I didn’t think anything of it (though I probably should have–look at Can-i-Bus and LL as an example of re-purposing lines starting beef), until I performed the song at what I like to call “Speed’s Maryland Day Meltdown.” At Maryland Day 2007, going on right after Ikey and J-Roc was me. So, here I was: 5’7, in a white Orioles fitted, shades–which I eventually beamed at someone in the audience, trying to be “cool”–capris, and a durag (Fashion Gods and Common Sense, forgive me) spitting lyrics. The first song I performed was “I Got ‘Em.”

Ike and J-Roc left the event after the first verse, and I got a couple of “ooohs,” but not of the “kill ’em” variety. Because of this performance, I’m pretty sure that I’m still banned from stepping foot near Stamp and McKeldin Mall during Maryland Day. I know I was barred from Juke Joint for a couple of performances. Walking back to Dre’s dorm in Easton, I ran into Ike and J-Roc and I congratulated them on their performance.

“Good job, y’all. You guys doing anything later? Dre and I may head down to South Campus. I think DJ [Strawberry]’s people are doing something, so I heard.”

All I got was icy stares scalding enough, they’d make heat melt. Ike and J-Roc walked away as I looked back at them, dumbfounded.

“What’s going on,” I asked the group I was with.

“Well, Speed, you did just diss the [stuffing] out of Ike and Jeremie,” one of them said, somewhat laughing at what’d just transpired.

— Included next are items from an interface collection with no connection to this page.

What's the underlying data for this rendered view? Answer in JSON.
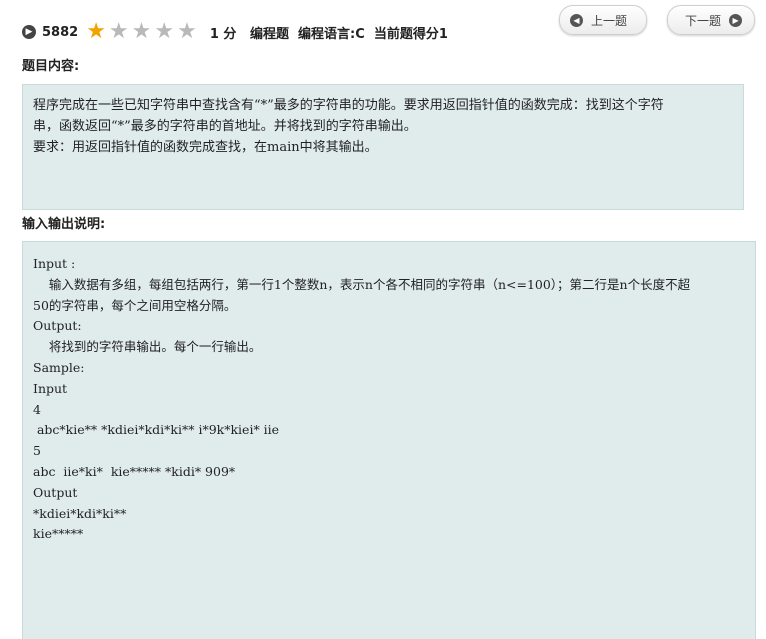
{
  "problem": {
    "id": "5882",
    "rating": {
      "filled": 1,
      "total": 5
    },
    "meta": "1 分   编程题  编程语言:C  当前题得分1"
  },
  "nav": {
    "prev_label": "上一题",
    "next_label": "下一题"
  },
  "sections": {
    "content_title": "题目内容:",
    "io_title": "输入输出说明:"
  },
  "content": {
    "lines": [
      "程序完成在一些已知字符串中查找含有“*”最多的字符串的功能。要求用返回指针值的函数完成：找到这个字符",
      "串，函数返回“*”最多的字符串的首地址。并将找到的字符串输出。",
      "要求：用返回指针值的函数完成查找，在main中将其输出。"
    ]
  },
  "io": {
    "lines": [
      "Input :",
      "    输入数据有多组，每组包括两行，第一行1个整数n，表示n个各不相同的字符串（n<=100）；第二行是n个长度不超",
      "50的字符串，每个之间用空格分隔。",
      "",
      "Output:",
      "    将找到的字符串输出。每个一行输出。",
      "Sample:",
      "Input",
      "",
      "4",
      " abc*kie** *kdiei*kdi*ki** i*9k*kiei* iie",
      "5",
      "abc  iie*ki*  kie***** *kidi* 909*",
      "",
      "",
      "Output",
      "*kdiei*kdi*ki**",
      "kie*****"
    ]
  },
  "colors": {
    "box_bg": "#e0ecec",
    "star_on": "#f2a300",
    "star_off": "#b9b9b9"
  },
  "icons": {
    "header": "chevron-right-circle-icon",
    "prev": "chevron-left-circle-icon",
    "next": "chevron-right-circle-icon",
    "star": "star-icon"
  }
}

“I did? How,” I asked, completely oblivious to the fact that my homage and re-purposed line came off and came out exactly like sh-sh-sh-sh-sh-sh-shots fired.

Over the next month-plus through the end of the semester, there was a feeling of animosity in the air. Any cliché you can insert about the tension, it’d apply. Friends chose sides (the second time that happened among our group of friends that year). People got offended. Threats were fired off and glances exchanged. But, there was no music being made.

Until that damned “Cannon” remake. Now, I’m the type of person that will congratulate a person for dissing me. I’ll say “yo, dude. That bar was crazy. I didn’t think you’d go at me like that!” I’m just crazy like that. And, looking back six years later, that ish did kind of go in, except when it devolved into bar after bar…after bar of “Speed, you’re short” jokes. But, for the first time, I was taken aback and legitimately pissed off by the amount of foolishness that’d risen from a line that was initially meant as a kudos for a good bar.  So, naturally, I fired back with something out of Game’s playbook, a 10-minute track where I just spazzed even more than Ike and J-Roc had. This went back and forth until the end of the semester.

For two years, Ike and I didn’t speak. I eventually removed the disses I’d dropped because J-Roc got killed and I, you know, didn’t want to speak ill of the dead over some BS rap “beef.” Eventually, Ike and I kind of reconciled–or at least stopped being so “damn dawg” about the fact that things went down as they did. It was funny how it happened. It was a random day during our Senior year. We were both in McKeldin and I happened to just say “screw it” and say “Hey, Ike. Man, my bad for all that. We were young and hotheaded.” And that was that.

So how did all of this impact me to become “The No-Fi King,” you’re probably wondering. Well, it gave me an even tougher skin. Realizing that people may get offended by things I said, I became more aware of what I said, how I said it, and who I said it to. Essentially, the Ike “beef” made me grow up musically and personally. That horrible Maryland Day debacle made me realize that I had incredibly bad anxiety issues and no amount of pre-gaming before a performance would alleviate them. Heck, they’d probably make them worse. So, future performances, I approached them soberly and without any craziness. And if I hadn’t been lyrically challenged by Ike during the beef, I probably wouldn’t have continued to do this music thing. Because I’ll be honest: to me, Ike was probably the most lyrical cat at UMD during our tenure there. So, while I’d beaten up on children before in battles, Ike represented the first man I’d battled/beefed with. And, at that point, I hope I pushed him to do the same.

Six years later and we’re still both making noise in our respective areas, though. So, I guess I did what he did.